(Data about app and page elements)
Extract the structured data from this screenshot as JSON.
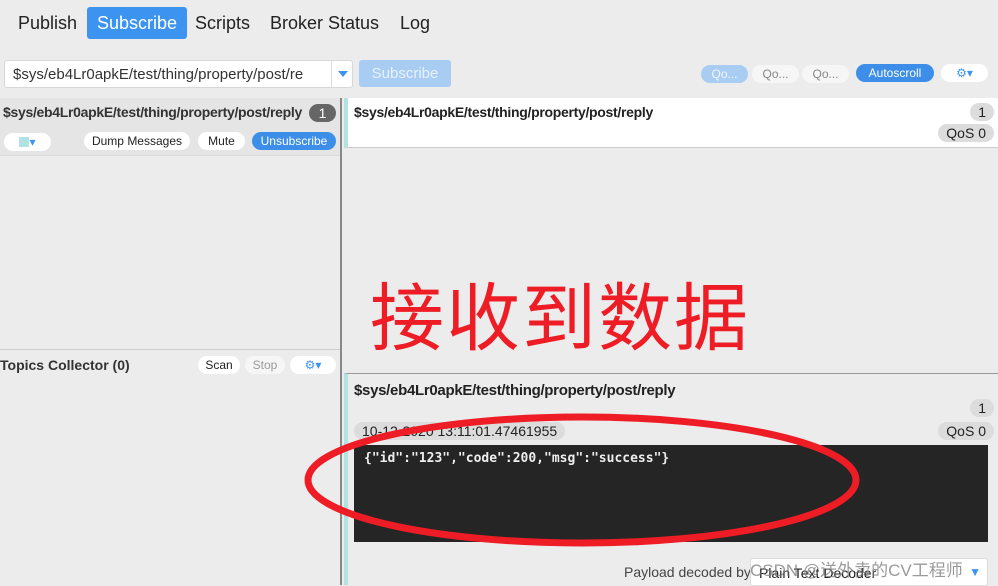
{
  "tabs": [
    {
      "label": "Publish"
    },
    {
      "label": "Subscribe"
    },
    {
      "label": "Scripts"
    },
    {
      "label": "Broker Status"
    },
    {
      "label": "Log"
    }
  ],
  "toolbar": {
    "topic_value": "$sys/eb4Lr0apkE/test/thing/property/post/re",
    "subscribe_label": "Subscribe",
    "qos": [
      "Qo...",
      "Qo...",
      "Qo..."
    ],
    "autoscroll_label": "Autoscroll"
  },
  "subscription": {
    "topic": "$sys/eb4Lr0apkE/test/thing/property/post/reply",
    "count": "1",
    "dump_label": "Dump Messages",
    "mute_label": "Mute",
    "unsubscribe_label": "Unsubscribe",
    "color": "#b2e3e3"
  },
  "topics_collector": {
    "title": "Topics Collector (0)",
    "scan_label": "Scan",
    "stop_label": "Stop"
  },
  "message_list": [
    {
      "topic": "$sys/eb4Lr0apkE/test/thing/property/post/reply",
      "count": "1",
      "qos": "QoS 0"
    }
  ],
  "detail": {
    "topic": "$sys/eb4Lr0apkE/test/thing/property/post/reply",
    "count": "1",
    "timestamp": "10-12-2020 13:11:01.47461955",
    "qos": "QoS 0",
    "payload": "{\"id\":\"123\",\"code\":200,\"msg\":\"success\"}",
    "decoded_by_label": "Payload decoded by",
    "decoder": "Plain Text Decoder"
  },
  "annotation": {
    "text": "接收到数据",
    "color": "#ee1c25"
  },
  "watermark": "CSDN @送外卖的CV工程师"
}
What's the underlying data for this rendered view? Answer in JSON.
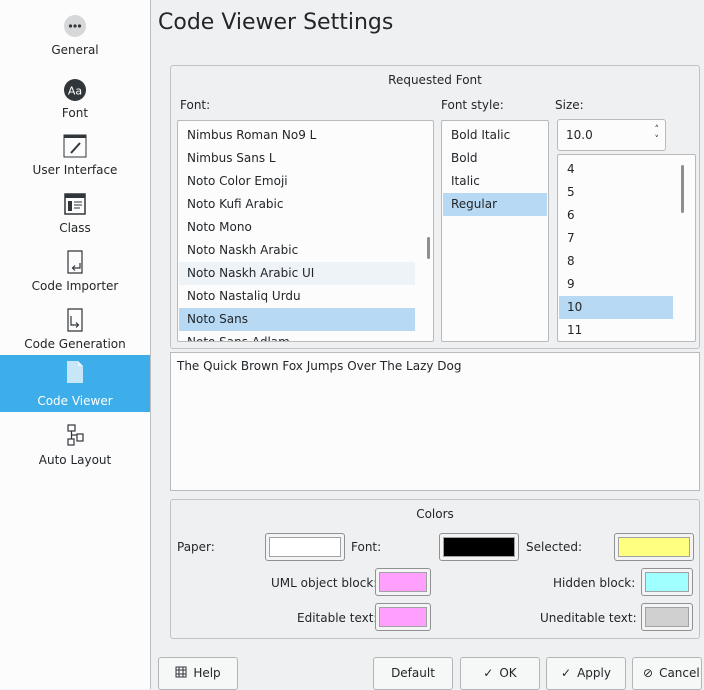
{
  "sidebar": {
    "items": [
      {
        "label": "General",
        "icon": "ellipsis-icon"
      },
      {
        "label": "Font",
        "icon": "font-aa-icon"
      },
      {
        "label": "User Interface",
        "icon": "pen-icon"
      },
      {
        "label": "Class",
        "icon": "class-icon"
      },
      {
        "label": "Code Importer",
        "icon": "code-importer-icon"
      },
      {
        "label": "Code Generation",
        "icon": "code-generation-icon"
      },
      {
        "label": "Code Viewer",
        "icon": "document-icon"
      },
      {
        "label": "Auto Layout",
        "icon": "auto-layout-icon"
      }
    ],
    "active": "Code Viewer",
    "accent": "#3daee9"
  },
  "page": {
    "title": "Code Viewer Settings"
  },
  "font_group": {
    "title": "Requested Font",
    "font_label": "Font:",
    "style_label": "Font style:",
    "size_label": "Size:",
    "fonts": [
      "Nimbus Roman No9 L",
      "Nimbus Sans L",
      "Noto Color Emoji",
      "Noto Kufi Arabic",
      "Noto Mono",
      "Noto Naskh Arabic",
      "Noto Naskh Arabic UI",
      "Noto Nastaliq Urdu",
      "Noto Sans",
      "Noto Sans Adlam"
    ],
    "selected_font": "Noto Sans",
    "styles": [
      "Bold Italic",
      "Bold",
      "Italic",
      "Regular"
    ],
    "selected_style": "Regular",
    "size_value": "10.0",
    "sizes": [
      "4",
      "5",
      "6",
      "7",
      "8",
      "9",
      "10",
      "11"
    ],
    "selected_size": "10"
  },
  "preview": {
    "text": "The Quick Brown Fox Jumps Over The Lazy Dog"
  },
  "colors_group": {
    "title": "Colors",
    "paper_label": "Paper:",
    "font_label": "Font:",
    "selected_label": "Selected:",
    "uml_label": "UML object block:",
    "hidden_label": "Hidden block:",
    "editable_label": "Editable text:",
    "uneditable_label": "Uneditable text:",
    "paper_color": "#ffffff",
    "font_color": "#000000",
    "selected_color": "#ffff80",
    "uml_color": "#ffa0ff",
    "hidden_color": "#a0ffff",
    "editable_color": "#ffa0ff",
    "uneditable_color": "#d0d0d0"
  },
  "buttons": {
    "help": "Help",
    "default": "Default",
    "ok": "OK",
    "apply": "Apply",
    "cancel": "Cancel"
  }
}
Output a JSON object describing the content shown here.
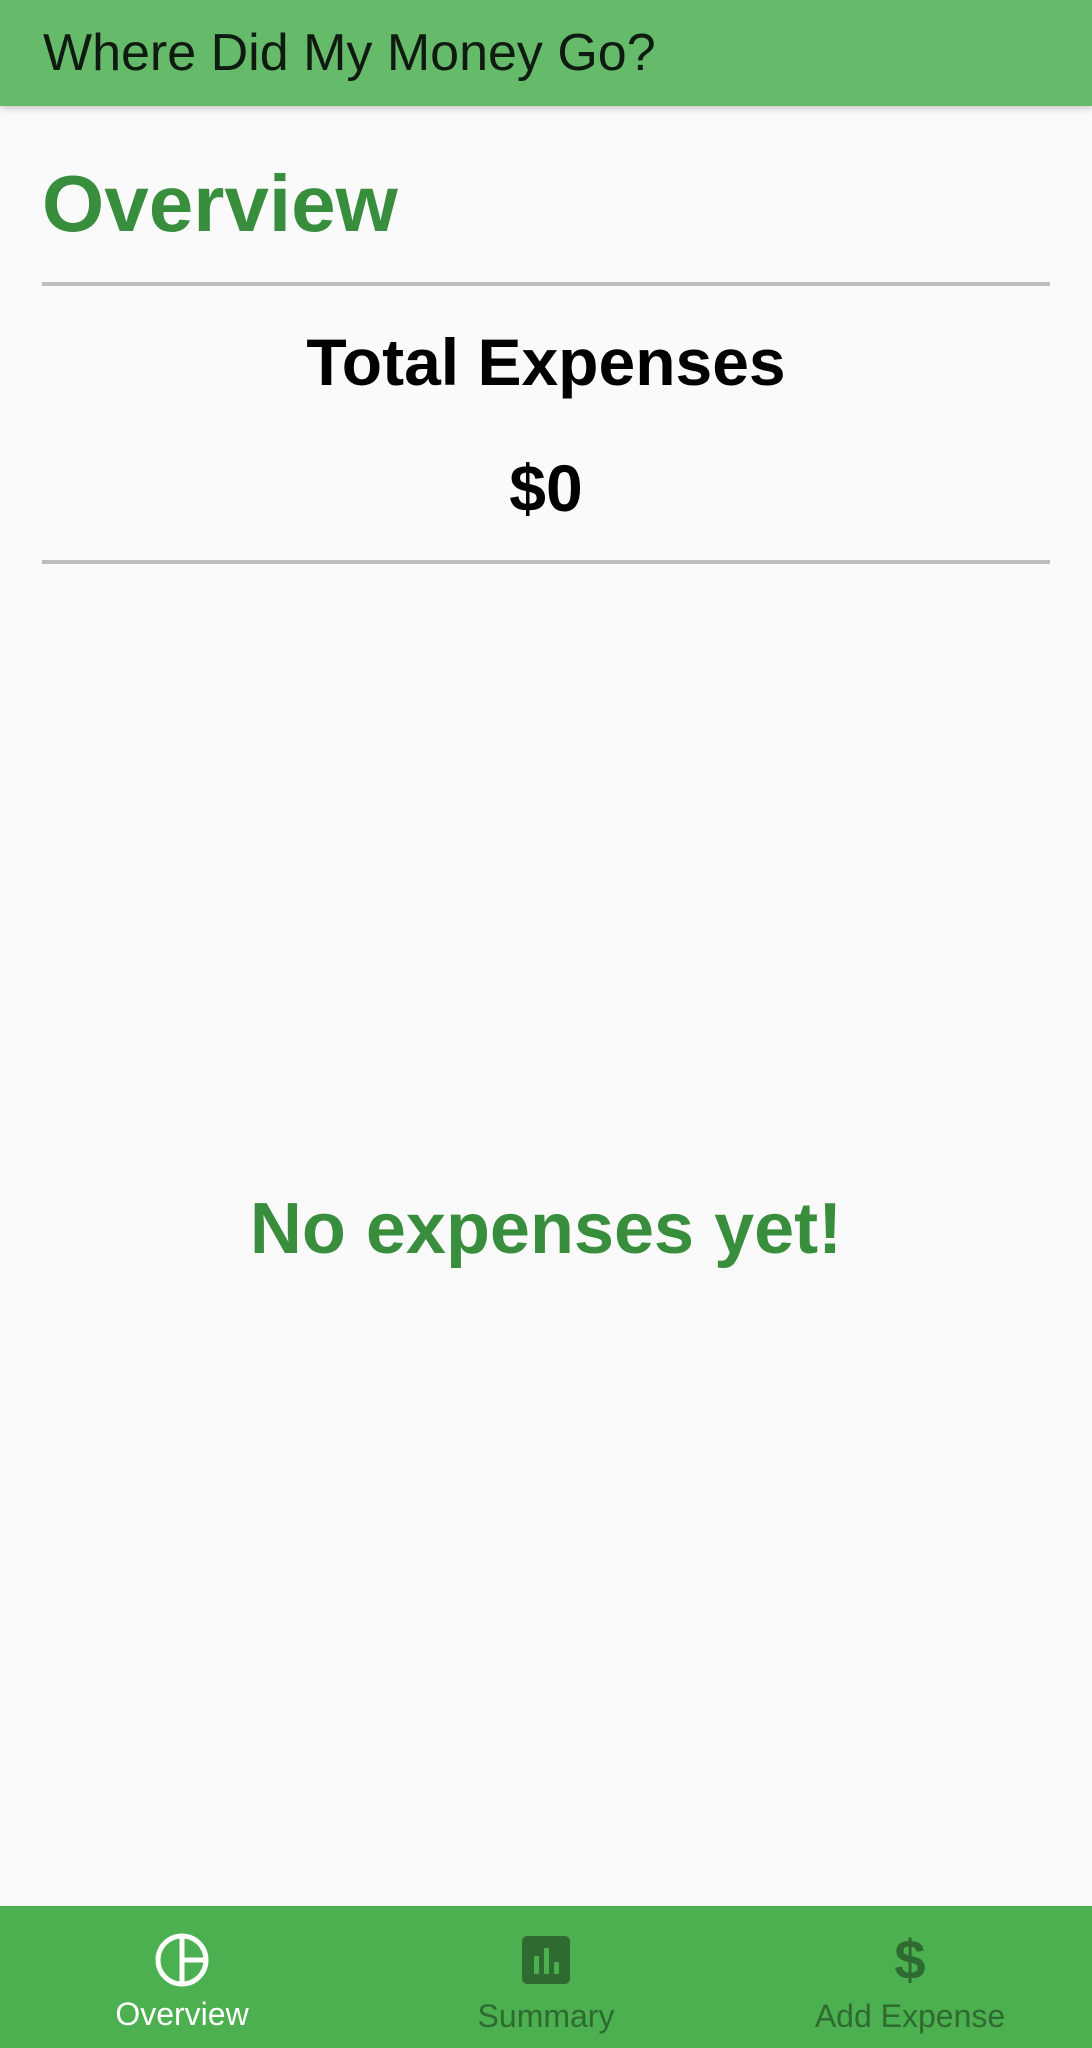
{
  "app_bar": {
    "title": "Where Did My Money Go?"
  },
  "main": {
    "heading": "Overview",
    "total_label": "Total Expenses",
    "total_value": "$0",
    "empty_message": "No expenses yet!"
  },
  "bottom_nav": {
    "items": [
      {
        "label": "Overview",
        "icon": "pie-chart-icon",
        "active": true
      },
      {
        "label": "Summary",
        "icon": "bar-chart-icon",
        "active": false
      },
      {
        "label": "Add Expense",
        "icon": "dollar-icon",
        "active": false
      }
    ]
  },
  "colors": {
    "app_bar": "#66bb6a",
    "accent_text": "#388e3c",
    "bottom_nav": "#4caf50",
    "inactive_nav": "#2e6b31",
    "active_nav": "#ffffff",
    "divider": "#bdbdbd",
    "background": "#fafafa"
  }
}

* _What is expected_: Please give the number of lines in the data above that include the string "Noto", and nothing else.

* _Task result_: 9